As a black woman who cosplays and attends conventions regularly, the nerd culture we all love so much is deeper than just watching anime, reading a comic book, or spending 8 hours playing Overwatch. There is a much-needed conversation about diversity and inclusion as well. It’s no secret that the nerd world used to be a “boys only club” and even narrower, a cis-gender, white, heterosexual male only club, so everyone who didn’t fit into that narrative wasn’t allowed in. Little by little, the club opened up to the cis-gender white heterosexual women who fit a very specific, fetishized mold, and everyone one else was still on the outside looking in. Of those on the outside looking in were people of color, members of the LGBTQ+ community, the disabled, those who are plus sized, etc. I can’t speak for everyone else’s experience but I know from my black perspective, as a black nerd I was a walking target for bullying as a kid and was put down by my own people; all because I enjoyed something that was “white.”
Being a nerd or being allowed to do nerdy things isn’t color or race specific. I only learned that because of meeting the friends that I have made, who I can go to conventions with and feel like the nerd world is everyone, despite some people trying to make it the opposite. This is where BlerDCon came through for those who needed a safe space like this more than I did; people who wanted and needed the reassurance that the nerd world and culture isn’t limited to the majority, but open to the minority as well. BlerDCon didn’t shy away from being an inclusive and diverse safe space for all nerds with panels such as: A Transgender Journey in Cospositivity or Plus Size Cosplay and Confidence, but there were panels that reminded me and other attendees where the “Blerd” in BlerDCon came from; and the kinds of conversations we blerds need to have. The panels such as Creating a Safe Space for Black Girl Gamers and Surviving as Womyn of Colour with Mental Illness in Cosplay shed light on subjects that are specific to women/womyn, but can be applied to those of us who struggle with issues that aren’t always culturally appropriate to discuss, like mental health. Issues that are hard to talk about, such as being called racist or sexist slurs on a regular basis in nerd spaces.
Since this was round 1 of BlerDCon, there were some hiccups for me. As much as I loved the diversity in the panels, there were too many. It felt like the powers that be were trying to cover everything all at once and it felt overwhelming at first. Timing was so tight some panelists had to rush or omit some parts of their talk, which happens but it seemed too frequent. The activities for the kids only spaces was limited to just art and I wish there was more stuff for them like anime or TV show screenings of something kid friendly. Of course, no con is free from rumor mills and backstage gossip, but what made it worth it was seeing the Cosplay Contest Catwalk. Seeing a stage filled with mostly POC was amazing; ESPECIALLY seeing a little black girl no older than 8 walk the stage by herself in cosplay, natural hair in pony puffs. This is what cons like this is for. For the little kids who were just like us when we were their age and being shown that they truly can do anything or be anything they want; being different isn’t a bad thing but something to be celebrated!
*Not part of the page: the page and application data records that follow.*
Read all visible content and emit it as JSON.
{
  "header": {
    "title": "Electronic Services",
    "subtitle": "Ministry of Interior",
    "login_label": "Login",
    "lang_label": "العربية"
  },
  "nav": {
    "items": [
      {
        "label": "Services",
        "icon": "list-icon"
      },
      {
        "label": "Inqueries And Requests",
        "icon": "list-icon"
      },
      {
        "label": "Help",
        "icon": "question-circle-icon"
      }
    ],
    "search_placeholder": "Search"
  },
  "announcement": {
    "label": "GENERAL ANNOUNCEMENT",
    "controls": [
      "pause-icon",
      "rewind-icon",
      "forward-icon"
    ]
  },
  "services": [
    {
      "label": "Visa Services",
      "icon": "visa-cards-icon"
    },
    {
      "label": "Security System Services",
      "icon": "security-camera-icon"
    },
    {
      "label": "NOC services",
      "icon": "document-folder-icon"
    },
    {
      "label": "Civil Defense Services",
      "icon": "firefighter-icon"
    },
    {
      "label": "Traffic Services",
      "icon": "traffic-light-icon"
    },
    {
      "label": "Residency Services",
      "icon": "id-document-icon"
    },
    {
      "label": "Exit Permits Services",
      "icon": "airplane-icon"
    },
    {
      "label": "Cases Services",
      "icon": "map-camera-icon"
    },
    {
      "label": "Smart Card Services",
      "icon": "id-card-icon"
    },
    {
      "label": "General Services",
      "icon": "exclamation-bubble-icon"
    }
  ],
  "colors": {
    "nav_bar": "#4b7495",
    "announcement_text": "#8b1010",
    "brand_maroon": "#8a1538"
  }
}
BlerDCon was the beginning of a safe space for nerds who aren’t canon, especially for the unheard black nerds who were shamed for their passion that threatened their “black card.” This con created an environment that reminds us all that we’re not “the only one” who likes what we’re into, that our experiences aren’t isolated incidences and we can find people to talk to and relate to; to gain that sense of peace and comfort. BlerDCon was and is the cookout so many of us unheard, nerdy, alternative black kids needed and the happiness we walked away with wrapped in foil will keep us full until next year.